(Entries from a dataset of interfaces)

+++++

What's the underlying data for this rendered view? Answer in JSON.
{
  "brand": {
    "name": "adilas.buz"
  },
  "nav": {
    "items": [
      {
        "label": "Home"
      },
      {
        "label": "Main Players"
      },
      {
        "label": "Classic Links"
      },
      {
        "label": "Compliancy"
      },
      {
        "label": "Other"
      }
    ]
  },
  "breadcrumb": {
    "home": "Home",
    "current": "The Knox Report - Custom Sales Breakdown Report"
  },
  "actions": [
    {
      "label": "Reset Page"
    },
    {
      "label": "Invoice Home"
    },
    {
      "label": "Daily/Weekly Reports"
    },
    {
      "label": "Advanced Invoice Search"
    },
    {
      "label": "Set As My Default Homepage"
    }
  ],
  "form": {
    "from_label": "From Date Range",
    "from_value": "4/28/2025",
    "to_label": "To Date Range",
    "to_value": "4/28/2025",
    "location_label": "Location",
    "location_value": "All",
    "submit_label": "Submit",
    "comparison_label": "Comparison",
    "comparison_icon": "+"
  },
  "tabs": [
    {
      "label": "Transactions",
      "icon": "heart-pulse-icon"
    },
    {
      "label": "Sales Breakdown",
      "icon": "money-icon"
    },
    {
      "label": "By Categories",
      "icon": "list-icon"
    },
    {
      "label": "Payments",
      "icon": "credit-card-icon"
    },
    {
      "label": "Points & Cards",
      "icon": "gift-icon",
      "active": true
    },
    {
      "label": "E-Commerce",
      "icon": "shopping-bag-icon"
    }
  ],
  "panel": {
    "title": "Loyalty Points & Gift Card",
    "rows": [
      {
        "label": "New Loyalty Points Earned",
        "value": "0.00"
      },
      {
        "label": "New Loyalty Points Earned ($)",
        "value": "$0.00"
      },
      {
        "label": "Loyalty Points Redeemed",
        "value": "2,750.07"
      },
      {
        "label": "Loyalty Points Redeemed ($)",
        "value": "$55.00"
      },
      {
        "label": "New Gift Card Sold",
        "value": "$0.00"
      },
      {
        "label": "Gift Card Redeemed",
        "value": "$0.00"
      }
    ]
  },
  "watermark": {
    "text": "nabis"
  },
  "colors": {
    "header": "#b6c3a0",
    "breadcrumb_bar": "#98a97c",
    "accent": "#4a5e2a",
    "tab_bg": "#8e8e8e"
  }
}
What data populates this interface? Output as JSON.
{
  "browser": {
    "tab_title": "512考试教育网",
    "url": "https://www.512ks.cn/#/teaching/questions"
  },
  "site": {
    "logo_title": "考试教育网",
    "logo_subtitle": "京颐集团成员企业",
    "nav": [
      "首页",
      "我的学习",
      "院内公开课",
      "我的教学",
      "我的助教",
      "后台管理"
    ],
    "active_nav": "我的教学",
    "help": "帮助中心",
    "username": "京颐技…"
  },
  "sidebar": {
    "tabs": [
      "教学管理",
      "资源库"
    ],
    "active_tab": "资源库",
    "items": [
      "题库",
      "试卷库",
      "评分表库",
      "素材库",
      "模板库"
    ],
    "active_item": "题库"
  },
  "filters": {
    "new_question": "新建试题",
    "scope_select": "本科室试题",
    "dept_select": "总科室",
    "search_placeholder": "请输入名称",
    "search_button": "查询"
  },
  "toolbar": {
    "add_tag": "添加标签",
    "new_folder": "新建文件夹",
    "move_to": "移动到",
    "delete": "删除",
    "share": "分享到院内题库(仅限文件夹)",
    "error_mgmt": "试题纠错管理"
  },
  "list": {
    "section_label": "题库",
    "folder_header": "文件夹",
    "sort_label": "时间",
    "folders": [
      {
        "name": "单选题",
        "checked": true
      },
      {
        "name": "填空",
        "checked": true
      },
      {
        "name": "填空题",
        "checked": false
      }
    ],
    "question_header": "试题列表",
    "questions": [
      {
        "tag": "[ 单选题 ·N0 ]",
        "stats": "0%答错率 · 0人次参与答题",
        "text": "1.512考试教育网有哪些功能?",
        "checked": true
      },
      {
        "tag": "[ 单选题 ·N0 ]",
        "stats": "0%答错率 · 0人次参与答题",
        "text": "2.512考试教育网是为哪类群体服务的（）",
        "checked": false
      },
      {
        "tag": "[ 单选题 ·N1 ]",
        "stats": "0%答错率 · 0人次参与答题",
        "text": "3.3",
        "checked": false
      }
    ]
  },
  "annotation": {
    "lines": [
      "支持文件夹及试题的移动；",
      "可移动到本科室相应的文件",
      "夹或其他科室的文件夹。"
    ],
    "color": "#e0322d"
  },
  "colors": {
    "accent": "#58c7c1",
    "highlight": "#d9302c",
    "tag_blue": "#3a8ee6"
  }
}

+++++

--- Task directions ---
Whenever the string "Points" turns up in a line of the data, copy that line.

--- Answer ---
      "label": "Points & Cards",
    "title": "Loyalty Points & Gift Card",
        "label": "New Loyalty Points Earned",
        "label": "New Loyalty Points Earned ($)",
        "label": "Loyalty Points Redeemed",
        "label": "Loyalty Points Redeemed ($)",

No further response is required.